It became clear by now that what really began as peaceful demonstrations asking for very simple things such as freedom and dignity, are risking to be the ugliest Pandora box that got ever opened in this area of the world.

Syrians are feeling now that they were abandoned and left alone during the last 20 month to face their fate on the hands of the most brutal dictatorship left on the planet, they are desperate, and when the earthly doors are closed, people tend to look for a heavenly succor. That is why in my opinion the Syrian revolution is increasingly having an Islamic seal. As it is very well known, despair when mixed with religious fanaticism is a receipt for hell. 

There is no doubt that there is no going back for Syria, and the current regime won’t survive for long.
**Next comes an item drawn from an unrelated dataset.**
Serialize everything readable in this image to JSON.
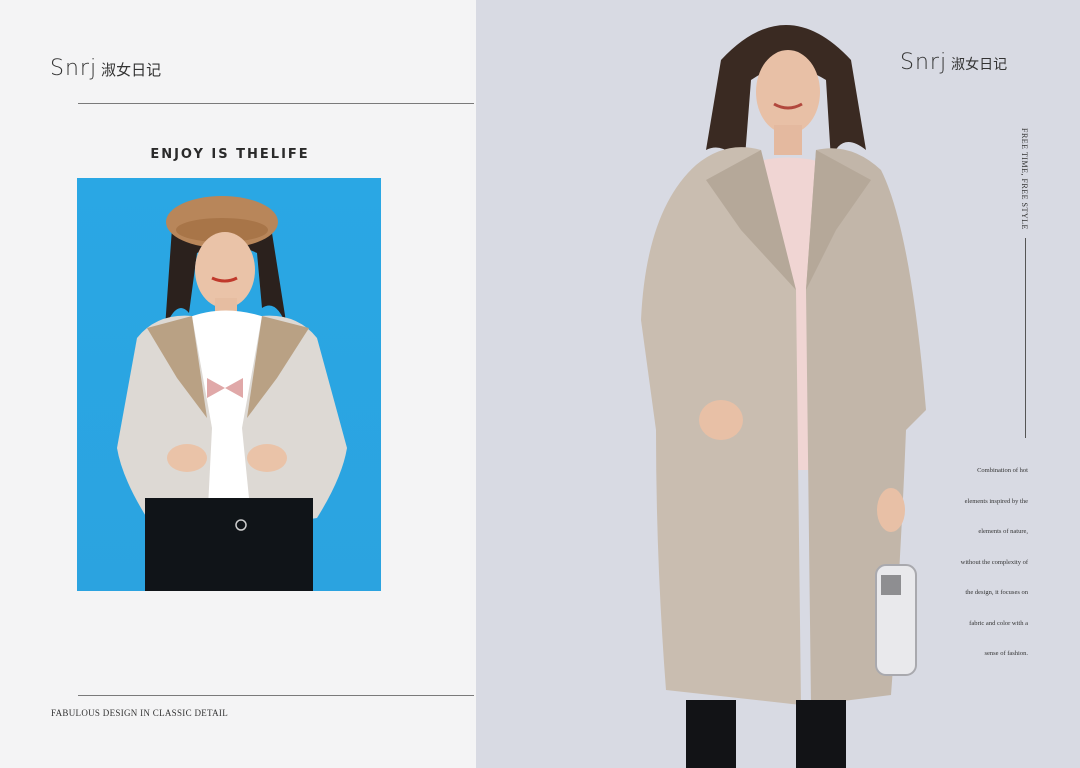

What is on stake here is how much of damage it can inflict on the country, the state and the society before it collapses. The damage done till the moment is already big enough and the price the Syrian people have payed so far is too high. 
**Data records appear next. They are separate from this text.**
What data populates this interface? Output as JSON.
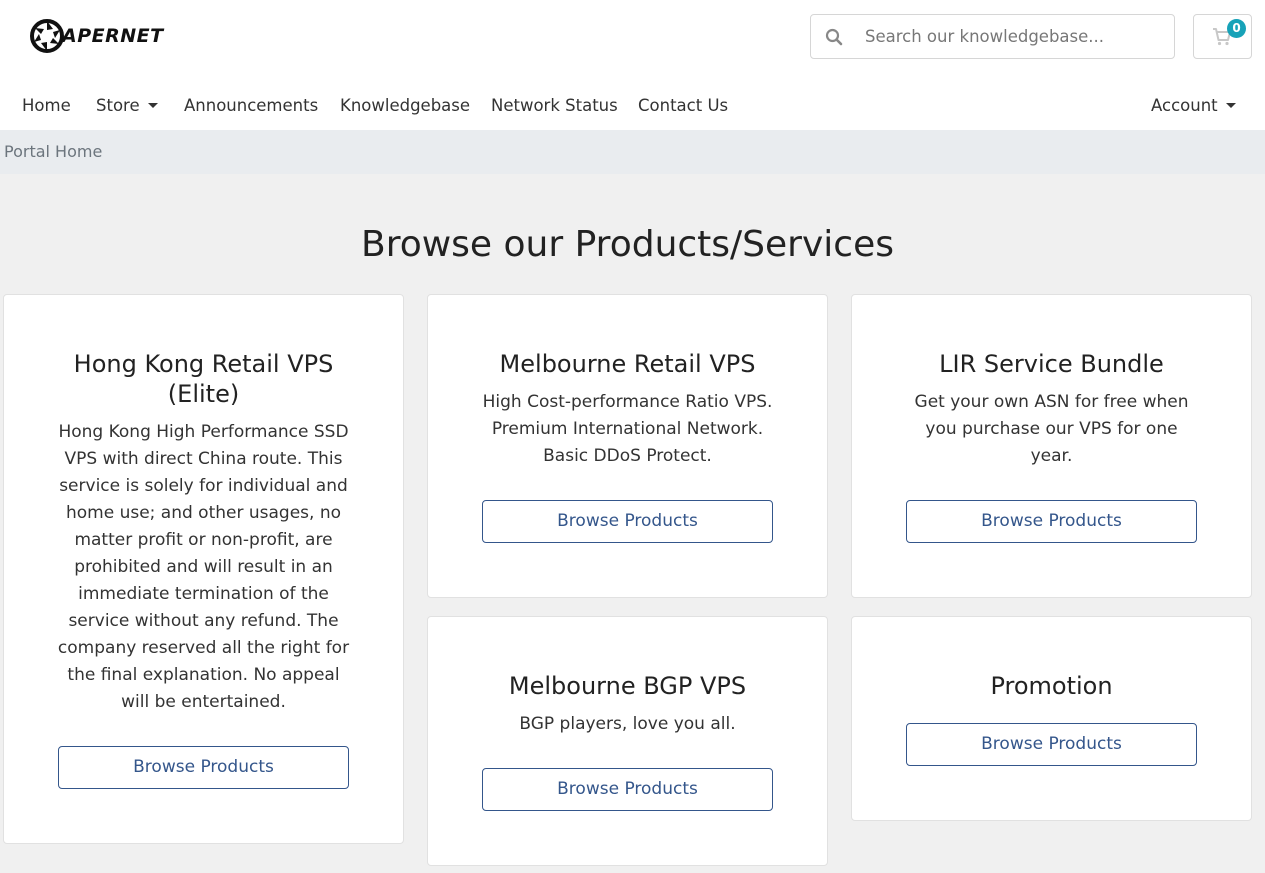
{
  "brand": {
    "name": "APERNET"
  },
  "search": {
    "placeholder": "Search our knowledgebase..."
  },
  "cart": {
    "count": "0"
  },
  "nav": {
    "home": "Home",
    "store": "Store",
    "announcements": "Announcements",
    "knowledgebase": "Knowledgebase",
    "network_status": "Network Status",
    "contact_us": "Contact Us",
    "account": "Account"
  },
  "breadcrumb": {
    "current": "Portal Home"
  },
  "page_title": "Browse our Products/Services",
  "products": [
    {
      "title": "Hong Kong Retail VPS (Elite)",
      "description": "Hong Kong High Performance SSD VPS with direct China route. This service is solely for individual and home use; and other usages, no matter profit or non-profit, are prohibited and will result in an immediate termination of the service without any refund. The company reserved all the right for the final explanation. No appeal will be entertained.",
      "button": "Browse Products"
    },
    {
      "title": "Melbourne Retail VPS",
      "description": "High Cost-performance Ratio VPS. Premium International Network. Basic DDoS Protect.",
      "button": "Browse Products"
    },
    {
      "title": "LIR Service Bundle",
      "description": "Get your own ASN for free when you purchase our VPS for one year.",
      "button": "Browse Products"
    },
    {
      "title": "Melbourne BGP VPS",
      "description": "BGP players, love you all.",
      "button": "Browse Products"
    },
    {
      "title": "Promotion",
      "description": "",
      "button": "Browse Products"
    }
  ],
  "colors": {
    "accent": "#34568b",
    "badge": "#17a2b8",
    "background": "#f0f0f0",
    "breadcrumb_bg": "#e9ecef"
  },
  "icons": {
    "logo": "aperture-logo-icon",
    "search": "search-icon",
    "cart": "shopping-cart-icon",
    "dropdown": "caret-down-icon"
  }
}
There is no point of arguing anymore about what should have been done to avoid the slipping of the uprising towards an armed struggle, nor accusing it of taking a fundamental turn, because as I mentioned previously how ever things seem to be ugly in the moment they will turn uglier in the coming months if we don’t have an immediate action. Blame and bemoaning won’t lead us anywhere.
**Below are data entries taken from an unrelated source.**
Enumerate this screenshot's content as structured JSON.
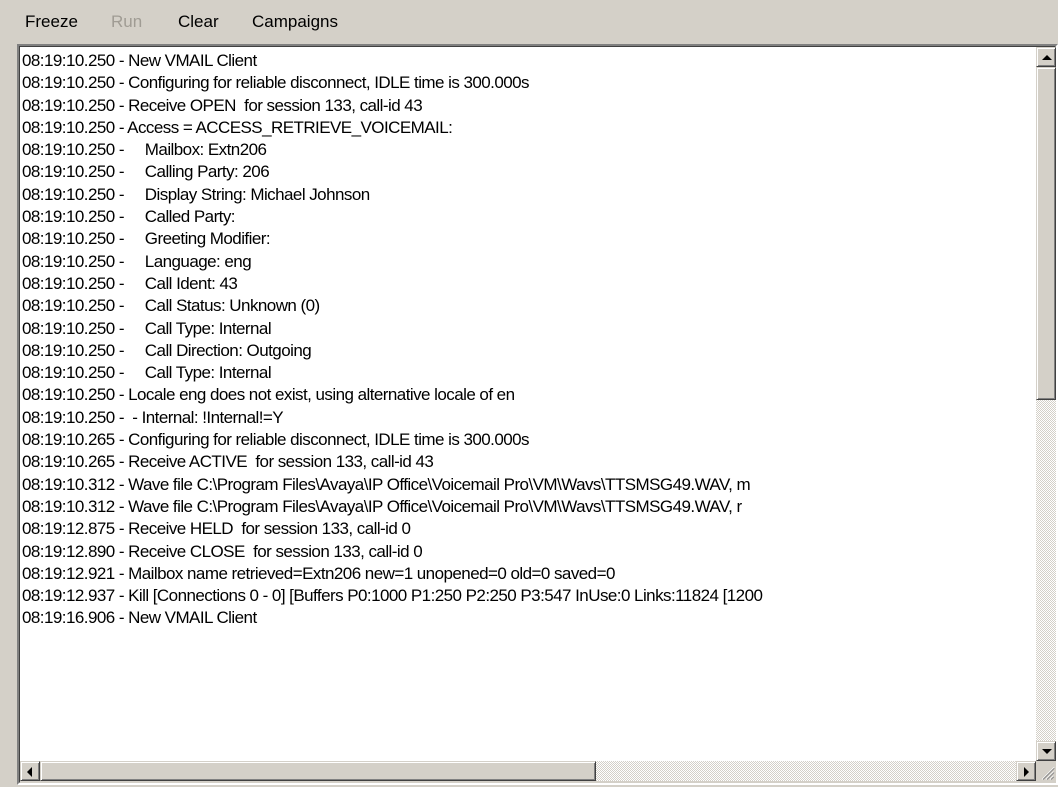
{
  "menu": {
    "freeze": "Freeze",
    "run": "Run",
    "clear": "Clear",
    "campaigns": "Campaigns"
  },
  "log": {
    "lines": [
      "08:19:10.250 - New VMAIL Client",
      "08:19:10.250 - Configuring for reliable disconnect, IDLE time is 300.000s",
      "08:19:10.250 - Receive OPEN  for session 133, call-id 43",
      "08:19:10.250 - Access = ACCESS_RETRIEVE_VOICEMAIL:",
      "08:19:10.250 -     Mailbox: Extn206",
      "08:19:10.250 -     Calling Party: 206",
      "08:19:10.250 -     Display String: Michael Johnson",
      "08:19:10.250 -     Called Party:",
      "08:19:10.250 -     Greeting Modifier:",
      "08:19:10.250 -     Language: eng",
      "08:19:10.250 -     Call Ident: 43",
      "08:19:10.250 -     Call Status: Unknown (0)",
      "08:19:10.250 -     Call Type: Internal",
      "08:19:10.250 -     Call Direction: Outgoing",
      "08:19:10.250 -     Call Type: Internal",
      "08:19:10.250 - Locale eng does not exist, using alternative locale of en",
      "08:19:10.250 -  - Internal: !Internal!=Y",
      "08:19:10.265 - Configuring for reliable disconnect, IDLE time is 300.000s",
      "08:19:10.265 - Receive ACTIVE  for session 133, call-id 43",
      "08:19:10.312 - Wave file C:\\Program Files\\Avaya\\IP Office\\Voicemail Pro\\VM\\Wavs\\TTSMSG49.WAV, m",
      "08:19:10.312 - Wave file C:\\Program Files\\Avaya\\IP Office\\Voicemail Pro\\VM\\Wavs\\TTSMSG49.WAV, r",
      "08:19:12.875 - Receive HELD  for session 133, call-id 0",
      "08:19:12.890 - Receive CLOSE  for session 133, call-id 0",
      "08:19:12.921 - Mailbox name retrieved=Extn206 new=1 unopened=0 old=0 saved=0",
      "08:19:12.937 - Kill [Connections 0 - 0] [Buffers P0:1000 P1:250 P2:250 P3:547 InUse:0 Links:11824 [1200",
      "08:19:16.906 - New VMAIL Client"
    ]
  },
  "icons": {
    "scroll_up": "arrow-up-icon",
    "scroll_down": "arrow-down-icon",
    "scroll_left": "arrow-left-icon",
    "scroll_right": "arrow-right-icon",
    "size_grip": "size-grip-icon"
  },
  "colors": {
    "chrome": "#d4d0c8",
    "log_background": "#ffffff",
    "disabled_text": "#a09c94"
  }
}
What I mean by action has to take several aspects: political, humanitarian, peace making, rebuilding plans, etc...

The diplomatic failure of the international community is unacceptable, nor the way of putting the Syrian people in front of two hard choices: being slaughtered on a daily basis or asking for a NATO intervention that won’t come but in the last moment. The inability of the international diplomacy to produce a diplomatic resolution of the Syrian crisis is shameful in a way and unbelievable in another.

The history shows that most of our fears of coming sectarian violence are justified, especially that the bad experience of surrounding countries like Lebanon and Iraq are so vividly present in our collective consciousness. On the other hand, the daily experience of surviving in the current Syria shows that this can be avoided when Syrians from different sectarian and ethnic pertinences work hand in hand to serve their citizens. That is at least what the daily experience of volunteers who are organizing life and relief efforts in every Syrian city shows. Our young Syrians are discovering through this crisis each others, they are discovering deprived towns and neighborhoods that they weren’t aware of their existence, they are discovering a Syria that they never knew about, and they are doing what ever they can to preserve it from becoming a living hell. The international community is called to support those brave women and men that can be found in each village, town and neighborhood around Syria, to help them rebuild their country, because this alone what could prevent a complete chaos in the future.

1 comment: